The move follows China Labour Watch (CLW) who discovered that employees at one of Samsung's suppliers sometimes worked up to 16 hours a day, with only one day's rest a month. Mok Jangkyun, who led the team of over 100 auditors to inspect Samsung's 105 suppliers in China said that there was a common use of a system of penalties among Samsung's suppliers in China for being late or producing faulty products, which is improper practice under global standards but somewhat okay under local regulations. Samsung was working with them to change these practices and introduce a better work environment, Mok said.
Samsung has recommended they hire more workers, introduce automation and improve production processes to fix this. We are also working on guidelines to gradually reduce overtime work hours. But the company is unusual in that it has an in-house manufacturing strategy even though it tends to be more expensive than outsourcing.

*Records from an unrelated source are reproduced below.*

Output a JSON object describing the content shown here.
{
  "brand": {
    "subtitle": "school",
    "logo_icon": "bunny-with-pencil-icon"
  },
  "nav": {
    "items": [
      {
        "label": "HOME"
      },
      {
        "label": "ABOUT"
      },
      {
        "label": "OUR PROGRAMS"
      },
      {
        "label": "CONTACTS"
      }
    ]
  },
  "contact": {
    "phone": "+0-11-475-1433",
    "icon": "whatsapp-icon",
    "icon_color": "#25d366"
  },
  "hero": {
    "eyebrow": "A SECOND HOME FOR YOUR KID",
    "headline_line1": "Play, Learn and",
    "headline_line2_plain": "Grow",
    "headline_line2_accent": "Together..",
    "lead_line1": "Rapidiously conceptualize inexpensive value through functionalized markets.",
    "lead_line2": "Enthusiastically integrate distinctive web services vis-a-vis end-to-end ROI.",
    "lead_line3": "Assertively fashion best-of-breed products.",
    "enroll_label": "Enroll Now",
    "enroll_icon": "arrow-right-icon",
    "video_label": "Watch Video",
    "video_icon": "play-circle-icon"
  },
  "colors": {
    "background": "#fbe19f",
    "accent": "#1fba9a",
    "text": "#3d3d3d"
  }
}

Samsung manufactures more than 90 percent of its products internally and only relies on contractors for peripheral products such as components, feature phones and handset cases. Mok said it allows the company to adapt quickly to changing market conditions and also means that it does not often get tarred by the Labour scandals which have hit Apple.